Now, I’m also a member of the Women’s Fiction Writers Association, and one day I saw a new press get mentioned in our Facebook group. Me being the forever curious little bee that I am looked it up and noticed they had an open call for genre novels coming up.
I waited, hemming and hawing as to whether I should actually submit, and thankfully I did, because that press was Black Spot Books.
Lindy actually emailed me with a contract while I was at Universal Studios with my family (in 2019), and due to COVID the release was pushed from 2020 to 2021.
All in all, the ride from drafting to publication date was 6 years! So don’t give up, dear writers. This is definitely a long haul!
“Speculative is the broad umbrella term I use to mean ‘not quite reality, but close’.” —Tiffany Meuret
Your work is labeled speculative fiction, what does that mean to you and how does it play out in your debut novel?
Speculative is the broad umbrella term I use to mean ‘not quite reality, but close’.
I love to add elements of strange to my stories because I like the surprise.
As a reader myself, I love to find books that are impossible to predict or push the envelope just a hair too much.
As for Posies, we have both a flood that consumes the world Biblical-style, and mysterious kraken-like monsters (called posies) that haunt these new waters.
But despite the fantastical elements, the book’s focus centers on trauma and how that filters everything we do, no matter how far in the past it may seem.
What should readers know about Thea?

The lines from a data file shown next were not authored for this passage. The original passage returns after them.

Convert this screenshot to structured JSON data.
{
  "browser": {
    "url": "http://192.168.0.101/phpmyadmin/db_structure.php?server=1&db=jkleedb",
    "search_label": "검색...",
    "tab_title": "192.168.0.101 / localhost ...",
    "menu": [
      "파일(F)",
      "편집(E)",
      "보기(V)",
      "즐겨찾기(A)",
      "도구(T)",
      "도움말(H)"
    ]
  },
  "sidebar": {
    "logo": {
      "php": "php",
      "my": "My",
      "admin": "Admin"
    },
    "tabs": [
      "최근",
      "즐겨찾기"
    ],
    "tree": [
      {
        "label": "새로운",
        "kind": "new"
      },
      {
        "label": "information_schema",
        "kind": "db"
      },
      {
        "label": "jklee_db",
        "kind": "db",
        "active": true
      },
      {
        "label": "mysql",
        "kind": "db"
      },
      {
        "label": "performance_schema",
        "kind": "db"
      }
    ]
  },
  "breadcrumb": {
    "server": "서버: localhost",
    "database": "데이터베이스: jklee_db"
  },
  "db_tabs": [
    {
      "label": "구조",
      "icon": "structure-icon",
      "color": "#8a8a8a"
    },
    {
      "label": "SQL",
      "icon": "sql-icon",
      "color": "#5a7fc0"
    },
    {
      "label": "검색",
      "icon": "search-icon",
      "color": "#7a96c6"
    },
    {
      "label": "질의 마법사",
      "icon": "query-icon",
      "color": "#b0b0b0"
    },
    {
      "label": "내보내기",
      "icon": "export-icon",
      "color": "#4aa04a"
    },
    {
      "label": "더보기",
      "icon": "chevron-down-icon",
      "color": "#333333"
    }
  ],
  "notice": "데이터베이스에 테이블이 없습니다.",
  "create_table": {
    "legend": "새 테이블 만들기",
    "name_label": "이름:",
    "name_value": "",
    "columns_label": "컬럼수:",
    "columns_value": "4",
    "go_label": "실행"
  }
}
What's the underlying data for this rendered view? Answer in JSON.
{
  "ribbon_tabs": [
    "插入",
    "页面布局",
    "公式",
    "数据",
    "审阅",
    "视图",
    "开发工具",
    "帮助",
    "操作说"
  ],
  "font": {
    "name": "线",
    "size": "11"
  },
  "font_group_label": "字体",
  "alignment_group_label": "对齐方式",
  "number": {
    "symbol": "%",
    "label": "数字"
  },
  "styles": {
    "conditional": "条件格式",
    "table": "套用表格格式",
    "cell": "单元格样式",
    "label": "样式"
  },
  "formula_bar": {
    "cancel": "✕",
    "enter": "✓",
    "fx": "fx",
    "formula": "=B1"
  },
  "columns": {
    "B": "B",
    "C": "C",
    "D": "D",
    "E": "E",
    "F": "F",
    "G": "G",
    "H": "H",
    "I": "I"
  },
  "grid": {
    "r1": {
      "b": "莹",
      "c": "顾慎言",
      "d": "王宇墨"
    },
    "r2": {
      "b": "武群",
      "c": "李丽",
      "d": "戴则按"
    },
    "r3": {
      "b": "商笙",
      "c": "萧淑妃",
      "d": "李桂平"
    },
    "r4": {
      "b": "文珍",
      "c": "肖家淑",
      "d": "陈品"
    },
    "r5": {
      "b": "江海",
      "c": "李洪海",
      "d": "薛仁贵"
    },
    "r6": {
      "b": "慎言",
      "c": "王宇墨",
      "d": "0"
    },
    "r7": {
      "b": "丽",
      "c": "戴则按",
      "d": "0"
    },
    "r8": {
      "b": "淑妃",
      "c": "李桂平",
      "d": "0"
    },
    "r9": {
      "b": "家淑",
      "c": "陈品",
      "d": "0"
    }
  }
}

Thea is angry, but more importantly, she is very lonely and very sad. Most of her life choices revolve around being lonely and not wanting to admit it.
How does living in a desert impact your writing?
For one, nearly every character I create lives in the desert.
That might be because it’s easy, but I also really love living in the desert myself. It’s the very definition of speculative when you think about it. The summer temps here can reach 120 degrees Fahrenheit. It’s hot and brutal and lacking in the one element all life needs to thrive—water.
And yet the desert is exploding with all sorts of resilient life, from insects to reptiles to coyotes and hawks and cougars. And our plant life is so diverse and so pretty when it blooms in the spring.
It’s surprising, which I love, and I can’t imagine living anywhere else.
Tell us about your writing process:
I am a slow writer.
So very slow.
I also don’t outline, so my initial drafts are generally a meandering mess. I tend to have a new book ready every two years, which I suppose isn’t as slow as it feels in the grand scheme of things, but it sometimes feels like pulling teeth when I’m in the middle of it.
My writing philosophy is to wing it and see what happens.
“I’ve never felt so exposed with something I have written, and it terrifies me.” —Tiffany Meuret
What are you working on now?
I’m working on a novel about a middle-aged mother whose reflections are trying to ‘talk’ to her.
I’m drafting it now (almost done—woohoo!), but it has been quite an ordeal thus far.
It’s the most difficult book I have ever written in my life, probably because it hits very close to my own heart.
I’ve never felt so exposed with something I have written, and it terrifies me.
Words of Wisdom for Aspiring Writers:
Don’t write for a market, write for you.
Your love of writing is what will carry you through the slog that is the publishing industry.
Also, look for writers in the same space as you—they will be your writer crew that you can vent to, mourn with, and celebrate. They are vital!
Excellent advice Tiffany!
Author Pet Corner!
Zeus the chiweenie. He’s my little shadow and just as neurotic as I am. He also serves looks on the regular and has far too much attitude for such a tiny body.
Blue the chihuahua/min pin. He is perpetually nervous of anything that moves too fast or is too loud, and yet he will curl up against your chest for pets as if his life depends on it. He’s the sweetest little thing that ever existed.
Bowser the sulcate tortoise. We *think* she is female, but didn’t know that when we got her as a hatchling. She is rude beyond all belief, which endears her to me more than I care to admit, and is also keen to scratch at the back door like a dog when she wants food.